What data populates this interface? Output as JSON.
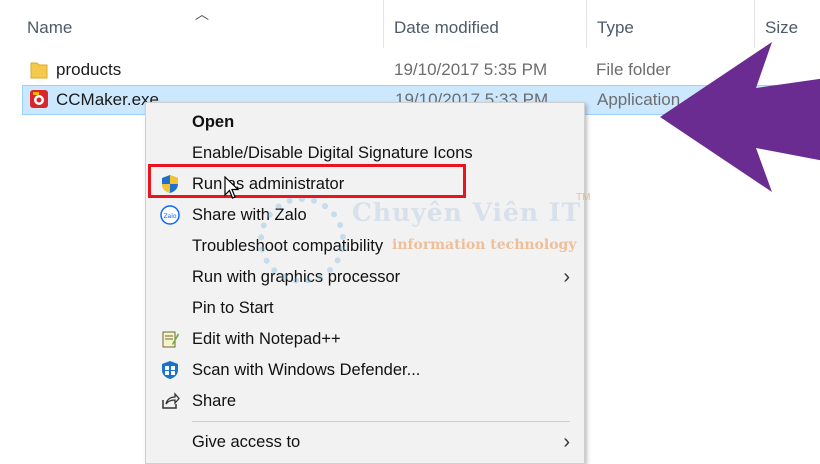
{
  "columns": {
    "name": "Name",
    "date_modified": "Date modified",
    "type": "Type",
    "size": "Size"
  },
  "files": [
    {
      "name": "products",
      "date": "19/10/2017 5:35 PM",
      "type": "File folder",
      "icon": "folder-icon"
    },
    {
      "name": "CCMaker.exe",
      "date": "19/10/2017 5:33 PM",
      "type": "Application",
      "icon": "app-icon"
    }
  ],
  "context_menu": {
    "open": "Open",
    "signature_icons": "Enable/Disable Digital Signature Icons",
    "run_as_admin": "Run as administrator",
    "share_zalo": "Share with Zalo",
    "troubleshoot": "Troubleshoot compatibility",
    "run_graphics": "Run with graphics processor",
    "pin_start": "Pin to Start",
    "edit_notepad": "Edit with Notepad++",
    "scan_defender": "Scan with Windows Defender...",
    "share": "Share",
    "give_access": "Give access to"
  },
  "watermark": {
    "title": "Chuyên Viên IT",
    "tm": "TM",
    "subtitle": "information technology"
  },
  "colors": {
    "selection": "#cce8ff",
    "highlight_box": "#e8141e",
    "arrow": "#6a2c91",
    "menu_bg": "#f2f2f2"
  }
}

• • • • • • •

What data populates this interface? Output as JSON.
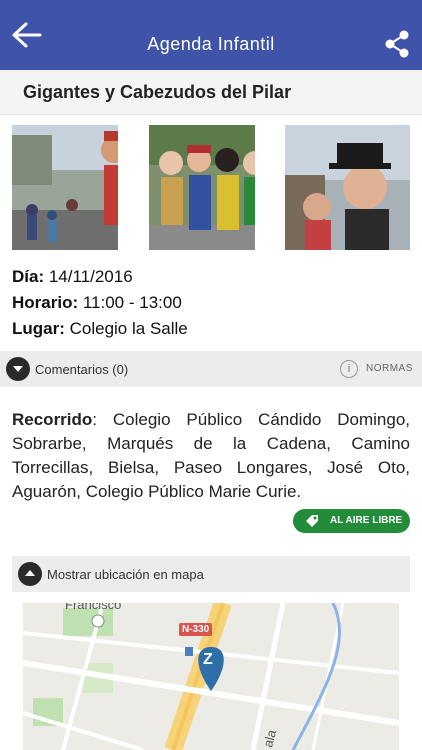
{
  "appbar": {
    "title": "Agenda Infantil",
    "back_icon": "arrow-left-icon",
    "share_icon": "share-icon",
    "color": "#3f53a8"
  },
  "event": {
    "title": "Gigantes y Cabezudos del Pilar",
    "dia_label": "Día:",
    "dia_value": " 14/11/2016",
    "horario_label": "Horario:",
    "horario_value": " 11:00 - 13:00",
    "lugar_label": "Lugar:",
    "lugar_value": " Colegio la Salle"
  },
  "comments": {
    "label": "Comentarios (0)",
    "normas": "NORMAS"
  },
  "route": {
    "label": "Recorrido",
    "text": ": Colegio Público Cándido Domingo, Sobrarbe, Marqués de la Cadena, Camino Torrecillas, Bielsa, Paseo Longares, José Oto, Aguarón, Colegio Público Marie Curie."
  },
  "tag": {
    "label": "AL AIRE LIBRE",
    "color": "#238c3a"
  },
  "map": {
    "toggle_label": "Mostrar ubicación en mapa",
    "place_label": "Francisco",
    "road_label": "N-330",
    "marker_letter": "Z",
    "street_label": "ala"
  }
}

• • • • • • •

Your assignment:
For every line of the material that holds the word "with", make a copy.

Response for this exercise:
    "share_zalo": "Share with Zalo",
    "run_graphics": "Run with graphics processor",
    "edit_notepad": "Edit with Notepad++",
    "scan_defender": "Scan with Windows Defender...",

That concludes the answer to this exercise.